Putting it at its simplest, where Jaynes interprets the voices of the gods as being due to the disconcerting effects of the opening of a door between the hemispheres, so that the voices could for the first time be heard, I seen them as being due to the closing of the door, so that the voices of intuition now appear distant, ‘other’; familiar but alien, wise but uncanny — in a word, divine.

What’s missing from McGilchrist’s reevaluation of Jaynes is how hearing voices in the ancient world may also account for the rise of polytheism and how the gradual disappearance of those same voices as modern consciousness solidified led to monotheism, an artifact of the transitional mind of antiquity that survived into modernity.
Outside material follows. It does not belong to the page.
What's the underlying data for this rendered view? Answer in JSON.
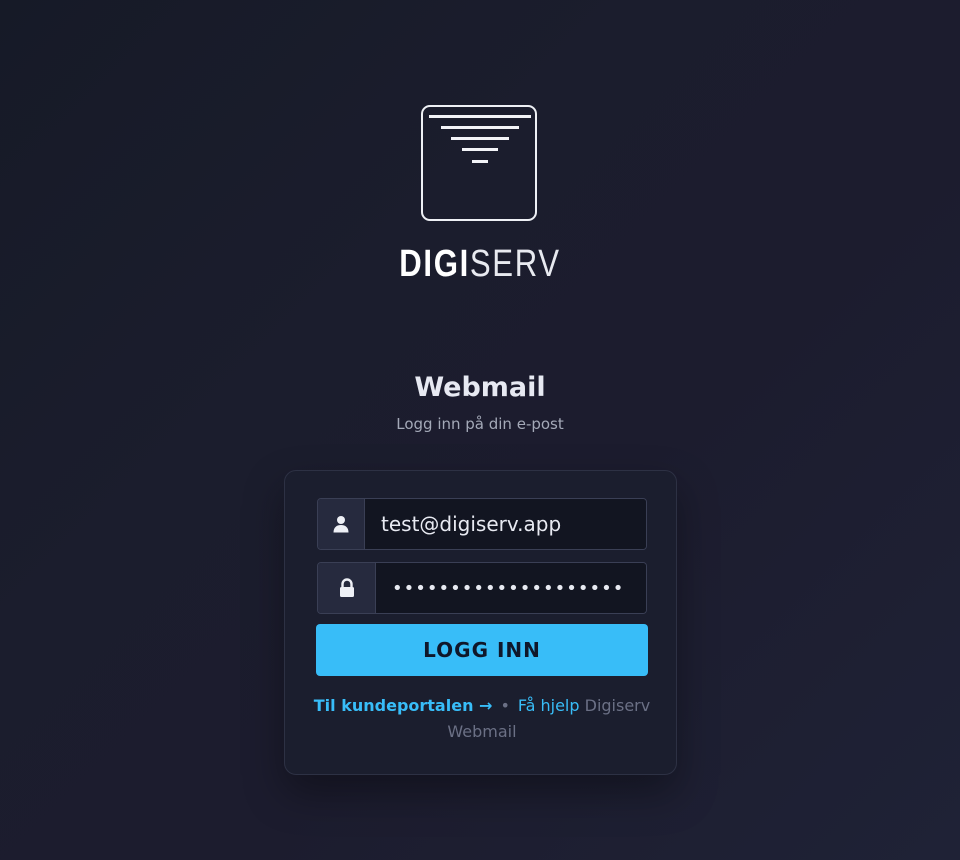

I lack the anthropological wherewithal to survey ancient civilizations elsewhere in the Middle East (such as Egypt) or in Asia (such as China), but it seems significant to me that spiritual alternatives beyond the three Abrahamic religions are rooted in animism (e.g., sun, moon, other animals, Nature) or what could be called lifeways (e.g., Taoism and Buddhism) and lack father and mother figureheads. (Mother Nature doesn’t really compare to traditional personification of sky gods.) This omission is understandably outside the scope of The Master and His Emissary, but it would have been interesting to read that discussion had it been included. Another interesting omission is how habituation with these inner voices eventually became the ongoing self-narrative we all know: talking to ourselves inside our heads. Modern thinkers readily recognize the self talking to itself, which is the recursive nature of self-awareness, and loss of proper orientation and self-possession are considered aberrant — crazy unless one claims to hear the voice of god (which strangely no one believes even if they believe in god). In short, god (or the gods) once spoke directly to us, but no longer.

For me, these observations are among the pillars of modern consciousness, an ever-moving puzzle picture I’ve been trying to piece together for years. I don’t mean to suggest that there are three large bands of historical consciousness, but it should be clear that we were once in our evolutionary history nonconscious (not unconscious — that’s something else) but developed minds/selves over the eons. As with biology and language, there is no point of arrival where one could say we are now fully developed. We continue to change constantly, far more quickly with language and consciousness than with biology, but there are nonetheless several observable developmental thresholds. The subject/object distinction from antiquity is one that profoundly informs modern consciousness today. Indeed, the scientific method is based on objectification. This intellectual pose is so powerful and commonplace (but not ubiquitous) that immersion, union, and loss of self is scarcely conceivable outside of a few special circumstances that render us mostly nonthinking, such as being in the zone, flow, sexual congress, religious ecstasy, etc., where the self is obliterated and we become “mindless.”